Kittens and cats need to play. Play is normal behavior that provides young animals with opportunities to develop their physical coordination and problem-solving skills. It allows them to engage in species specific behaviors like hunting and stalking. If there’s another cat in the home, it also gives them a chance to hone their social skills with members of their own species. It’s very common for kittens and young cats to engage in rough, active play because feline play can consist of mock aggression. Many cats retain this kitten-like behavior well into adulthood. Cats stalk, chase, pounce, swat, kick, scratch and bite each other—all in good fun. However, people often misinterpret this kind of behavior as aggression when it’s directed toward them.
Cats display two different types of play behavior: solitary play and social play. They direct solitary play toward objects, like toys, skeins of yarn, paper bags, boxes and rolled-up paper. Social play is directed toward fellow cats, people or other animals. Unfortunately, problems can sometimes arise when feline play is directed toward people. Despite the playful intentions of a cat, he can cause injury to his human playmates. Cat scratches and bites are painful and can easily become infected.
How to Reduce Your Cat’s Rough Play Behavior
- A tired cat is a happy cat! Making sure that you’re meeting your kitten’s needs for activity and enrichment will be the best solution for managing his rough play.
- Offer as many scheduled, routine play sessions with your cat throughout the day as possible. If you get in the habit of really engaging your cat in energetic play and then offering him a meal, his needs as a predatory animal can be met and he may meet you with less frustration when you’re headed to bed, or when you’d like to relax on the couch.

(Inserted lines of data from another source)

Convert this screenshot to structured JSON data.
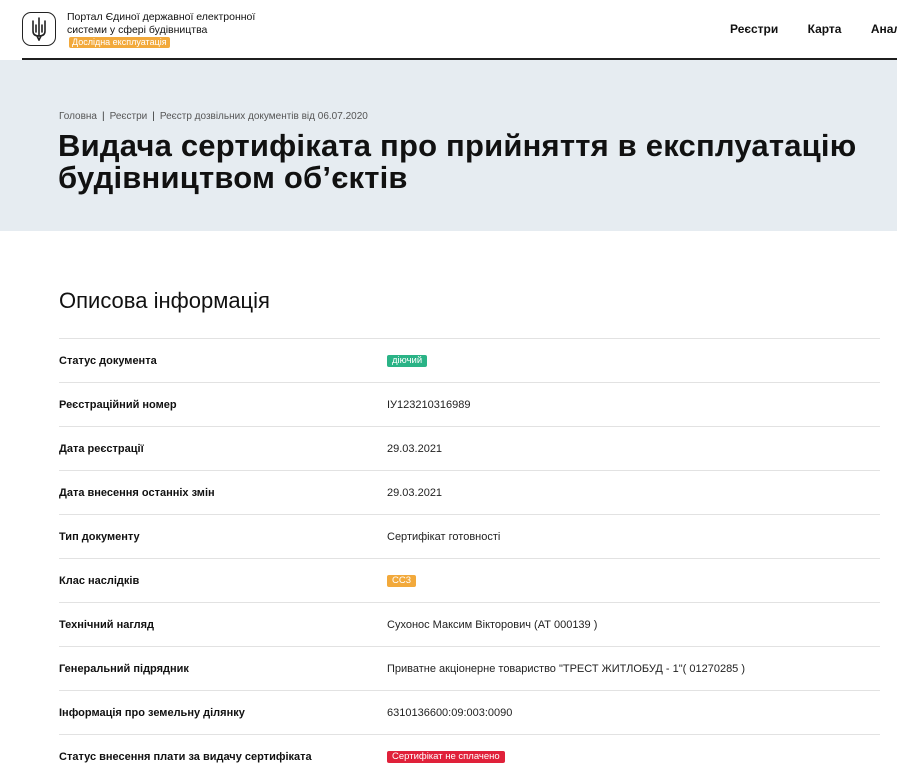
{
  "header": {
    "portal_title": "Портал Єдиної державної електронної системи у сфері будівництва",
    "beta_badge": "Дослідна експлуатація",
    "nav": [
      "Реєстри",
      "Карта",
      "Аналіти"
    ]
  },
  "breadcrumb": [
    "Головна",
    "Реєстри",
    "Реєстр дозвільних документів від 06.07.2020"
  ],
  "page_title_line1": "Видача сертифіката про прийняття в експлуатацію",
  "page_title_line2": "будівництвом об’єктів",
  "section_title": "Описова інформація",
  "rows": [
    {
      "label": "Статус документа",
      "value": "діючий",
      "type": "tag",
      "tag_color": "#2ab386"
    },
    {
      "label": "Реєстраційний номер",
      "value": "ІУ123210316989"
    },
    {
      "label": "Дата реєстрації",
      "value": "29.03.2021"
    },
    {
      "label": "Дата внесення останніх змін",
      "value": "29.03.2021"
    },
    {
      "label": "Тип документу",
      "value": "Сертифікат готовності"
    },
    {
      "label": "Клас наслідків",
      "value": "СС3",
      "type": "tag",
      "tag_color": "#f2a93b"
    },
    {
      "label": "Технічний нагляд",
      "value": "Сухонос Максим Вікторович (АТ 000139 )"
    },
    {
      "label": "Генеральний підрядник",
      "value": "Приватне акціонерне товариство \"ТРЕСТ ЖИТЛОБУД - 1\"( 01270285 )"
    },
    {
      "label": "Інформація про земельну ділянку",
      "value": "6310136600:09:003:0090"
    },
    {
      "label": "Статус внесення плати за видачу сертифіката",
      "value": "Сертифікат не сплачено",
      "type": "tag",
      "tag_color": "#e0213a"
    }
  ]
}
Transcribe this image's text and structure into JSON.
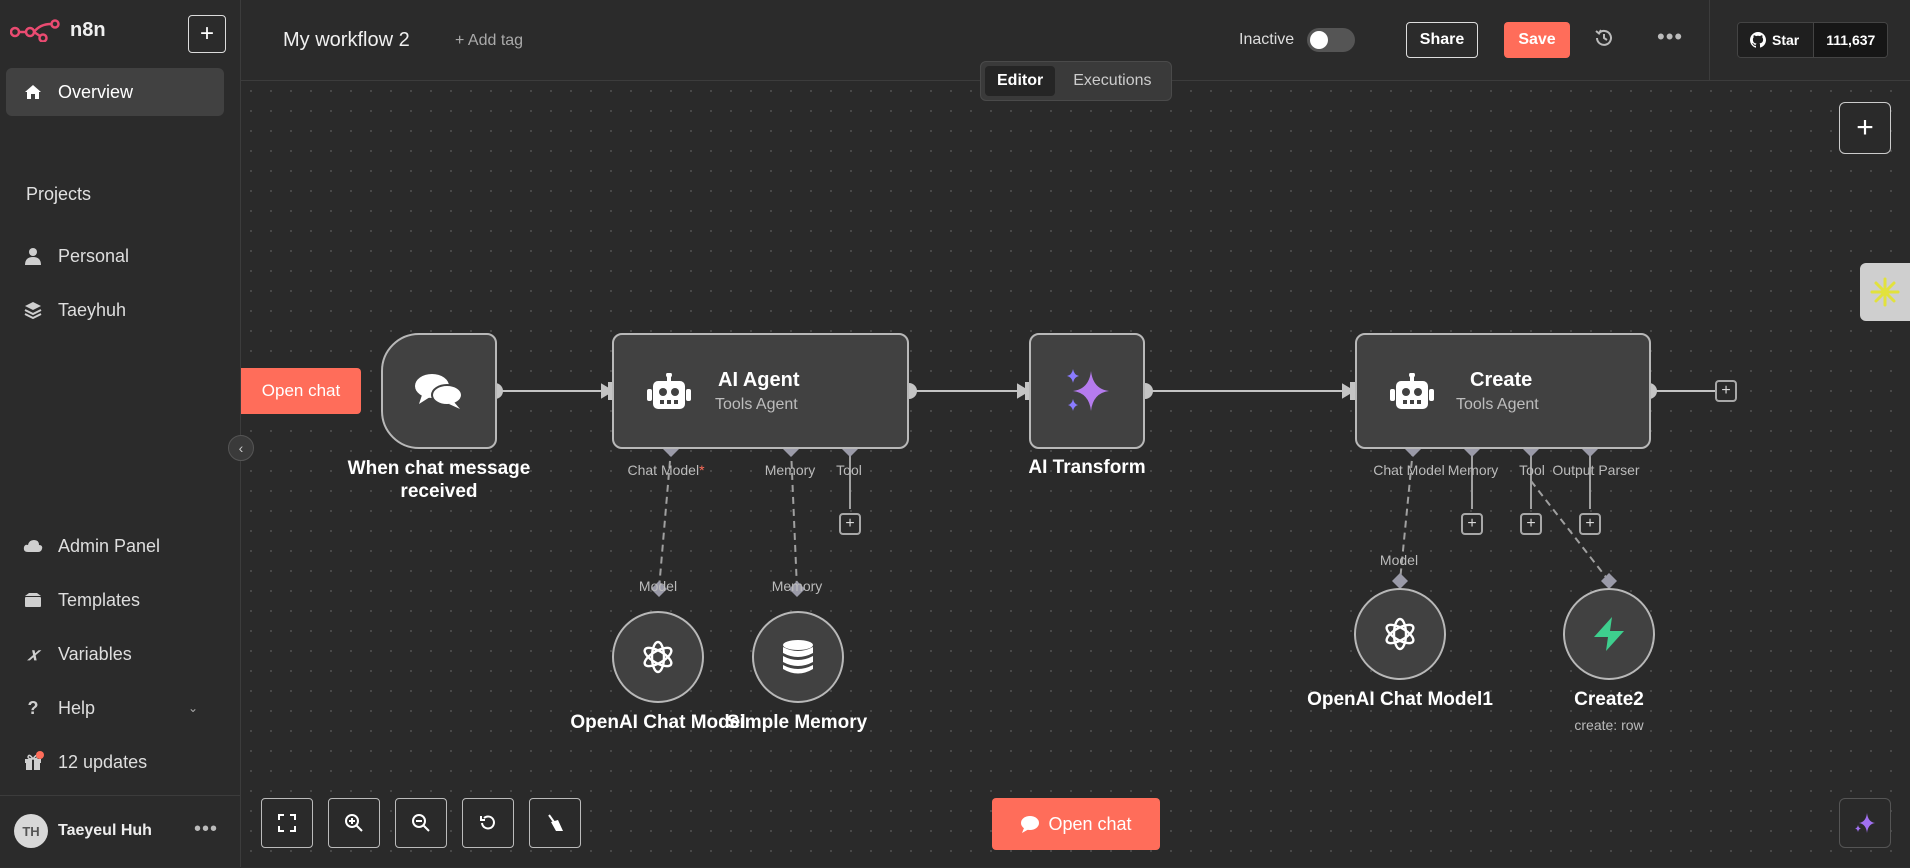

- Provide a variety of toys for your cat so that you can determine his preferences. In general, cats seem to enjoy batting at small toys, like balls and fake mice. They also like to stalk, chase and pounce on things that move like prey, such as toys with feathers attached to flexible rods that you can dangle and move about. Try getting your cat a wand toy; cats love to engage in play with their people, and this is a great way to show them what appropriate play looks like. Giving your kitten a toy he can wrestle with, kick at and bite, such as a stuffed sock, is a great idea. Please see our article, Cat Toys, to learn more about playing with your cat and choosing the best toys for him.
- Make sure that his environment is set up to keep him active during the hours that you’re away from home. Most cats will nap all day long and then meet their person with a deep need to play and interact once they’re home. Keeping him engaged with enrichment, battery operated toys, and feeding puzzles while you’re gone can help him feel less frustration when you come home and cant play with him right away.
- Frequently give your cat new objects to investigate, such as paper bags or cardboard boxes. Try an internet search for “DIY cat enrichment” and you’ll find tons of free or very inexpensive ideas that you can try with things you may already have in your home.
- During playtime, don’t encourage him to bat at your hands or feet. Instead, direct the play away from you by using a long dangly toy or throwing you cat’s favorite toys. Schedule play sessions to coincide with times when your cat seems most active and playful.
- Pay attention to your cat when he seeks attention. A cat seeking some pets and love will be loose, with a relaxed body and face. A cat who’s seeking playtime will likely be more alert, with whiskers forward, ears and tail twitching. Understanding his body language will help direct how you interact with him, avoiding offering lots of pets if he’s actually approaching looking for play.
- Also pay attention to your cat while giving him attention. If you see his body language change into play mode, it’s time to grab a toy, direct him to the floor and engage in a good play session.
- If your cat likes to grab your feet as you go up and down the stairs or hide under things and ambush your ankles or legs as you walk by, carry toys with you and toss them ahead of you to redirect his attention. Try to get him to focus on chasing the toys instead of attacking you.
- Consider adopting another cat as a playmate. If you do, choose a cat with a similar energy level and play style as your cat.
- Build an outdoor enclosure for your cat, complete with branches, boxes, shelves and perches for him to navigate. If you can provide a more complex environment for your cat, full of opportunities to hunt insects and chase leaves, your cat will be less motivated to play roughly with you.
What NOT to Do
- Do not encourage your cat to play with your hands, feet or any other body part. While it may be fun when you have a tiny kitten, it becomes painful and dangerous as your kitten grows up.
- Do not try to pet your cat when he’s in play mode. Respond to his needs with lots of interaction with toys, only petting him when he’s calm.
- Do not use toys that teach your cat to play with your hands, such as gloves with balls hanging from the fingers. If you do, your cat will be encouraged to direct his play at your hands and won’t understand that it’s only okay to attack your hands when you’re wearing the toy gloves.
- Do not physically punish your cat for rough play. If you hit or slap your cat, he may perceive your actions as play and become even rougher. Alternatively, he might become fearful of your hands and respond by avoiding you or changing from play to real aggression. Do not yell at your cat or squirt him with water as these things can also lead to a negative relationship with your little one.
- Never run from your cat or try to block his movements with your feet. These actions can cause your cat to intensify his play.